A. A. HUMPHREYS,

Major-General, Commanding.

HEADQUARTERS SECOND ARMY CORPS,

December 9, 1864.

Major General N. A. MILES,

Commanding Reconnaissance:

The major-general commanding the army thinks it not unlikely that your movement may bring on a general engagement, extending from Hatcher's Run to our intrenchments. He thinks it more prudent that you confine your operations to holding your position at Hatcher's Run with the infantry, and let the cavalry, with a small infantry support, push out and ascertain what they can of the enemy. I will order Wheaton to move at once to the vicinity of Tucker's or Thompson's, and co-operate with you and keep the road open.

A. A. HUMPHREYS,

Major-General of Volunteers.

HEADQUARTERS SECOND ARMY CORPS,

December 9, 1864-12.30 p.m.

Major General N. A. MILES,

Commanding Reconnaissance:

Look out for the Duncan road while you are on this side of Hatcher's Run. The enemy may be strong enough with his re-enforcements to send some force down that way on your flank and rear. The Duncan road crosses Hatcher's Run at Armstrong's Mill.

A. A. HUMPHREYS,

Major-General of Volunteers.

P. S.-General Wheaton is ordered to be ready to move to your support should circumstances require it. He will take 4,500 men and four rifled guns.

A. A. H.

HEADQUARTERS SECOND ARMY CORPS,

December 9, 1864.

Major-General MILES,

Commanding First Division:

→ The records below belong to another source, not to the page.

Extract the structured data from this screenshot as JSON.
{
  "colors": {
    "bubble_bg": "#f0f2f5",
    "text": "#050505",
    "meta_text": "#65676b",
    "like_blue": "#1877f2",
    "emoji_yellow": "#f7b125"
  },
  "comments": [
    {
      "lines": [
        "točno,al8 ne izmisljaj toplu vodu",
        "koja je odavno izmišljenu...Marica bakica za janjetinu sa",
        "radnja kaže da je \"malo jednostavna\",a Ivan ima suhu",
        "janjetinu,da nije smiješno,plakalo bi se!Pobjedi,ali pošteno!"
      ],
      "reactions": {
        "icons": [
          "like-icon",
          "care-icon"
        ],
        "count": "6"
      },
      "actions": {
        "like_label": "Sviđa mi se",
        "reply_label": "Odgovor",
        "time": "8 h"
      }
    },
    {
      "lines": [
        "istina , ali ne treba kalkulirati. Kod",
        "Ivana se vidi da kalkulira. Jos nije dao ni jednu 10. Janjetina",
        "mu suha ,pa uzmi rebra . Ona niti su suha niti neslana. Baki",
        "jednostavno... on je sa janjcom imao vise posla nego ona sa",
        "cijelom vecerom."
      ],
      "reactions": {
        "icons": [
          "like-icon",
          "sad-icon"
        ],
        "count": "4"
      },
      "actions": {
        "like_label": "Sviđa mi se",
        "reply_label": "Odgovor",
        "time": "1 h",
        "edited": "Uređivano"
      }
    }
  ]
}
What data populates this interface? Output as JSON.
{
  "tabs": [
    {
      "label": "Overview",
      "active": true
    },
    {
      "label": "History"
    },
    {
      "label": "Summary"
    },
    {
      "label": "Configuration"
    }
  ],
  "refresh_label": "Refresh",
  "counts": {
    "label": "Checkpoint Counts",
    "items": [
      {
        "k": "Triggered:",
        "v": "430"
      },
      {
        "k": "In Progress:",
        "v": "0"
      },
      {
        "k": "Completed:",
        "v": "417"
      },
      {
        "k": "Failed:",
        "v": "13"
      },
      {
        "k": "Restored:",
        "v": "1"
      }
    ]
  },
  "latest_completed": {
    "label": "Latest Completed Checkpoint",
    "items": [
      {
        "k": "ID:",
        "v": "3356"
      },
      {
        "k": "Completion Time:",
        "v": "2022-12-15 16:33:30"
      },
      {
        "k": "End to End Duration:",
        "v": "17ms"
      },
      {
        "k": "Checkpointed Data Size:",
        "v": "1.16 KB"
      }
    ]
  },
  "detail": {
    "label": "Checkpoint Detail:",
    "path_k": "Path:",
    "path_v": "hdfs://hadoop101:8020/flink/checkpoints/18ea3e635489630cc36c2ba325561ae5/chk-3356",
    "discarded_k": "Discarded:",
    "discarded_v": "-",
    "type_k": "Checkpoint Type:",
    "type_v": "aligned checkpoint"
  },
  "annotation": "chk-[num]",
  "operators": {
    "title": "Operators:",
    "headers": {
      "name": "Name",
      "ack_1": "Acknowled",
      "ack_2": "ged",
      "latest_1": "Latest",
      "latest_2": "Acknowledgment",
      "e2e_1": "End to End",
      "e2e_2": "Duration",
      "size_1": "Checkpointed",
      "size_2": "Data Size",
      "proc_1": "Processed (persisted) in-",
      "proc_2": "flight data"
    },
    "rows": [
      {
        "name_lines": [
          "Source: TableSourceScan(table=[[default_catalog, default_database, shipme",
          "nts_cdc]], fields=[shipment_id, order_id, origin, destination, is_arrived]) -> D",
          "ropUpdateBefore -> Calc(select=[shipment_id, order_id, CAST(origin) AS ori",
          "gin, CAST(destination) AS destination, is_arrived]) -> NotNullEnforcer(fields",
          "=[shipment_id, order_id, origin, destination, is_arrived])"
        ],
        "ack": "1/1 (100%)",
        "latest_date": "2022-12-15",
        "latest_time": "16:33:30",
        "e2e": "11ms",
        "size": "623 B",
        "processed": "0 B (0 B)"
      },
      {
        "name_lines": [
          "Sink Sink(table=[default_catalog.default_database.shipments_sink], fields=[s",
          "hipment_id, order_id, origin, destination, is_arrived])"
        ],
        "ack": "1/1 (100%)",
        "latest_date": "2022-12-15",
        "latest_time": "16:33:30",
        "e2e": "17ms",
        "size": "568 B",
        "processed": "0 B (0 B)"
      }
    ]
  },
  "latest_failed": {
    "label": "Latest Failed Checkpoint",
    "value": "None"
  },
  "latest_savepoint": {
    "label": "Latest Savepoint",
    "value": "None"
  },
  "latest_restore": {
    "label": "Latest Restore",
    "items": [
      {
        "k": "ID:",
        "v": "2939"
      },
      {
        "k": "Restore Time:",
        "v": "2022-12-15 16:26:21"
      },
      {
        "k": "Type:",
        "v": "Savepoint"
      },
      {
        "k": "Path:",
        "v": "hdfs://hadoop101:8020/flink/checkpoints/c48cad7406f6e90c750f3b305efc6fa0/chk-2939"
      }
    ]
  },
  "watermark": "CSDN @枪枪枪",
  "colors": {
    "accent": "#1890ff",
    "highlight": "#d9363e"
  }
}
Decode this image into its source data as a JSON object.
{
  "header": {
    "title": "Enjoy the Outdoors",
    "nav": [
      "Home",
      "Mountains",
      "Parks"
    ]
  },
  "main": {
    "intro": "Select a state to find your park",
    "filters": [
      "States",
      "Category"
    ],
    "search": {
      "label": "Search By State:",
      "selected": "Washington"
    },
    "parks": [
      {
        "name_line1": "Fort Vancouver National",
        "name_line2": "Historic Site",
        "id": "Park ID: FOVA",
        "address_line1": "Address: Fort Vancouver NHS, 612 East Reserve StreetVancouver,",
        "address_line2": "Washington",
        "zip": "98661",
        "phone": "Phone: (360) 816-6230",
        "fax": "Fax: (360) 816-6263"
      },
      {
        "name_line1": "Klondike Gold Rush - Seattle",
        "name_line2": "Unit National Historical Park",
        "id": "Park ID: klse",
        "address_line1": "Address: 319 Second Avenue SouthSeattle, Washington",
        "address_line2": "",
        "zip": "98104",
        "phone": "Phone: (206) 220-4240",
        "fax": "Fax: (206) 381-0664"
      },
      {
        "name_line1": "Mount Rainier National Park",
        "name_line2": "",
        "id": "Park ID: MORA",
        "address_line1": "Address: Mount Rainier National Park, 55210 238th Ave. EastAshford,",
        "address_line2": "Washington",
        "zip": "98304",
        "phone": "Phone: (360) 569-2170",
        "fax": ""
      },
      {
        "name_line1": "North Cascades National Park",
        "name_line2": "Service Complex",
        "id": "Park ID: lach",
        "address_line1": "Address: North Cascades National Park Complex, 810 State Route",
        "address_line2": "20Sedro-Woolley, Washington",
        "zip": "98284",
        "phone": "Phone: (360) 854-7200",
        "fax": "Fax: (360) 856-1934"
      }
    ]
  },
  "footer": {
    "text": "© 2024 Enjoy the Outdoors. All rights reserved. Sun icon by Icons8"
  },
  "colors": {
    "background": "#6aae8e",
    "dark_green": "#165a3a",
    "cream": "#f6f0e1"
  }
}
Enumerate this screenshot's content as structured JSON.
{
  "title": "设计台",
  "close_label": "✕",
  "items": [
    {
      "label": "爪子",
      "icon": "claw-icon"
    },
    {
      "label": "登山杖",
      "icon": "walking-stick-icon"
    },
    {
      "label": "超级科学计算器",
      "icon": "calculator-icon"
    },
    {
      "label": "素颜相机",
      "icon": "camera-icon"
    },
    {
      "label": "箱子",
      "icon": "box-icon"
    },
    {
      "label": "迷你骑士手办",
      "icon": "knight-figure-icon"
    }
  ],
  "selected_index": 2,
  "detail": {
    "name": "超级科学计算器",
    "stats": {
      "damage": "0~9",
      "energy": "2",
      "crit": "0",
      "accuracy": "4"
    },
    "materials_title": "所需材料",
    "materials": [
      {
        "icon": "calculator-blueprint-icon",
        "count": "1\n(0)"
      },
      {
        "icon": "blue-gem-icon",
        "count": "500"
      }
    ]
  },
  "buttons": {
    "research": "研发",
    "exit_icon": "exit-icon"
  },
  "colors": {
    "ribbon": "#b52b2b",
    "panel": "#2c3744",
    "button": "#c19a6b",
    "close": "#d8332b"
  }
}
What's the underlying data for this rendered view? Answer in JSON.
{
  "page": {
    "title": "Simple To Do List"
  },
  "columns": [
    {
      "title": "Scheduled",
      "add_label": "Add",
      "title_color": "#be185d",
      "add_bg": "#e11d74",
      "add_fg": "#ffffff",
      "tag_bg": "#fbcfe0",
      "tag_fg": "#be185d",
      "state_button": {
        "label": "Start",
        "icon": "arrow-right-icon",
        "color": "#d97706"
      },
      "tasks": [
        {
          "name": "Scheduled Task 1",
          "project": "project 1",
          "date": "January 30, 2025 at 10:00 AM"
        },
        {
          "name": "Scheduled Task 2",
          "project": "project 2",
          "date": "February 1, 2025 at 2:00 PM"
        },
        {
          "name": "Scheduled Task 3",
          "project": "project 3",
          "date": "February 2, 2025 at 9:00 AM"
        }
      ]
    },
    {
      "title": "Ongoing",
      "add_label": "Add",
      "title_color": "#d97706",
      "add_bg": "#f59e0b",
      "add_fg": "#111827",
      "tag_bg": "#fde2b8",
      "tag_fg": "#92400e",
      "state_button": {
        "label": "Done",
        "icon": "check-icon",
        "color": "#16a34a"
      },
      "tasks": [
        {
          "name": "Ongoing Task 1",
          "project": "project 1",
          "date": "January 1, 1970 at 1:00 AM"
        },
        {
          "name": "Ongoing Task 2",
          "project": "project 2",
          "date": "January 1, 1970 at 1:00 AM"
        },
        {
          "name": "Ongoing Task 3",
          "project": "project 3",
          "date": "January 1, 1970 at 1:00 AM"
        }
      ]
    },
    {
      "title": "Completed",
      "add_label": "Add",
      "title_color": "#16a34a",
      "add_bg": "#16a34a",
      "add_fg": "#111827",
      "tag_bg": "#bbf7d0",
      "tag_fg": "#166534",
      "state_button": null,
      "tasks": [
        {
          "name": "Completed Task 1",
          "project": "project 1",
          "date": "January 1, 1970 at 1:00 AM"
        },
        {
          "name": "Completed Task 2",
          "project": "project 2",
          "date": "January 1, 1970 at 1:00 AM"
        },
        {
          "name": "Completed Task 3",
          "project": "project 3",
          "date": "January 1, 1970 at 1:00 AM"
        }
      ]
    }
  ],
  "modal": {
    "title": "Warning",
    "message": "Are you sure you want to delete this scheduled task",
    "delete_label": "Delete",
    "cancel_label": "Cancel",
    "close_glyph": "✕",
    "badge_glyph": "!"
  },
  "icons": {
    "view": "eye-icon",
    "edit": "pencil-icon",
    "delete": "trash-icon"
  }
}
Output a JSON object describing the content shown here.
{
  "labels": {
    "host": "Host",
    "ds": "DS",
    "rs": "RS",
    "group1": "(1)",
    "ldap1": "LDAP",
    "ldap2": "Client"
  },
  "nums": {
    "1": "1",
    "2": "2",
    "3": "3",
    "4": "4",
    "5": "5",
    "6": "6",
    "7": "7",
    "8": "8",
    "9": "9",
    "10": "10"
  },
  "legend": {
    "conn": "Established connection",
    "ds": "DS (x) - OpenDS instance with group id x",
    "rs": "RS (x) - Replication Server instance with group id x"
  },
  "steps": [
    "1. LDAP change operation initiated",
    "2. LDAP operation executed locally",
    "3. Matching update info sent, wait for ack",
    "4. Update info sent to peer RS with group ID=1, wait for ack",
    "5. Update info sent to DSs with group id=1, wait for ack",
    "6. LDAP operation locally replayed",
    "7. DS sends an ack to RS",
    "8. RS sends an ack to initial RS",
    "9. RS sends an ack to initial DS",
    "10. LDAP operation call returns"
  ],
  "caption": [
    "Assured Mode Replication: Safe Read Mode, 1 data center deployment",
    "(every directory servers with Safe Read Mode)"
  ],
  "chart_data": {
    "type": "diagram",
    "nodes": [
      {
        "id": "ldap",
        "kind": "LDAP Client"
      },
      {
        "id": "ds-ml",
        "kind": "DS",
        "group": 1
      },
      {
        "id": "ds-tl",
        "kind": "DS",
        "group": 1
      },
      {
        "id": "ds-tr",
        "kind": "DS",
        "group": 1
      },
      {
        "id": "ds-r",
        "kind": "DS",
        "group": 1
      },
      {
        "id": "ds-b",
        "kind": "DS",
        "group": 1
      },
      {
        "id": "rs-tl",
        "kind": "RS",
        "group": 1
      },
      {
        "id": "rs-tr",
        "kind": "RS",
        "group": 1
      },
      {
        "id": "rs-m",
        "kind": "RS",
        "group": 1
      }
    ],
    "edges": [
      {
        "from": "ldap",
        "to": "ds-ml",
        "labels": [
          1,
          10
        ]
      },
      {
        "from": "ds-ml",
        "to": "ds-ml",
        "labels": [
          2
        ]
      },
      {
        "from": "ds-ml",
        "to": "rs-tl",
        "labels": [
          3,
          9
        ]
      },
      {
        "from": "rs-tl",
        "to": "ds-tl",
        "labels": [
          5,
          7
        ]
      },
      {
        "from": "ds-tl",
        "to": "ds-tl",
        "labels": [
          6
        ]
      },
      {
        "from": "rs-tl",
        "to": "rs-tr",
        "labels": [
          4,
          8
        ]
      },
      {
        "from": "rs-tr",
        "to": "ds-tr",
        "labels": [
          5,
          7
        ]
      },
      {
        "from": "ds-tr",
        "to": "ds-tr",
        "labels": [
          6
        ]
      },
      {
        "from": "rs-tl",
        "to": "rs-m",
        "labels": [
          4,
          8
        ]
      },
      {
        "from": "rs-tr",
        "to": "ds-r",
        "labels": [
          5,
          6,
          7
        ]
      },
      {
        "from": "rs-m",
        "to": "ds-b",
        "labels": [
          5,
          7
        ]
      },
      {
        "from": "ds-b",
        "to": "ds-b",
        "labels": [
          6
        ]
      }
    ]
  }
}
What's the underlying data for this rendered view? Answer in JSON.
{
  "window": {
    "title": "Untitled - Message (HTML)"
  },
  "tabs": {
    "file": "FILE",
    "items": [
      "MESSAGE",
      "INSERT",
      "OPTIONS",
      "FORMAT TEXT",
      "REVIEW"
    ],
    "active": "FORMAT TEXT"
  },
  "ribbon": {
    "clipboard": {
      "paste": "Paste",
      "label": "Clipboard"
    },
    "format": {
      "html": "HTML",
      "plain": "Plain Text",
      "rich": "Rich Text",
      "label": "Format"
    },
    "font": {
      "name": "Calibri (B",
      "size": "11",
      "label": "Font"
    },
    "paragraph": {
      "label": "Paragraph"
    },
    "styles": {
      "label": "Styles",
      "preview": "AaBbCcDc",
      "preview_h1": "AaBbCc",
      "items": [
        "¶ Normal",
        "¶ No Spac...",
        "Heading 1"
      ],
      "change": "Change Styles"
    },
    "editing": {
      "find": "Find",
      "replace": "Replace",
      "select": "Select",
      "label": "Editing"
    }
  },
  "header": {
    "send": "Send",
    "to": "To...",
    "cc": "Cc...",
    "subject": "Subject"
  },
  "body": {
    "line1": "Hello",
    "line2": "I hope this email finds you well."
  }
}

GENERAL: Lieutenant Stacey informs me that the cavalry are three miles beyond Hatcher's Run; everything quiet. If so, they must be near the intersection of the Halifax road. Can they be pushed out rapidly two or three miles farther, and learn from the people of the country, or stragglers, or contrabands, anything of the enemy's move-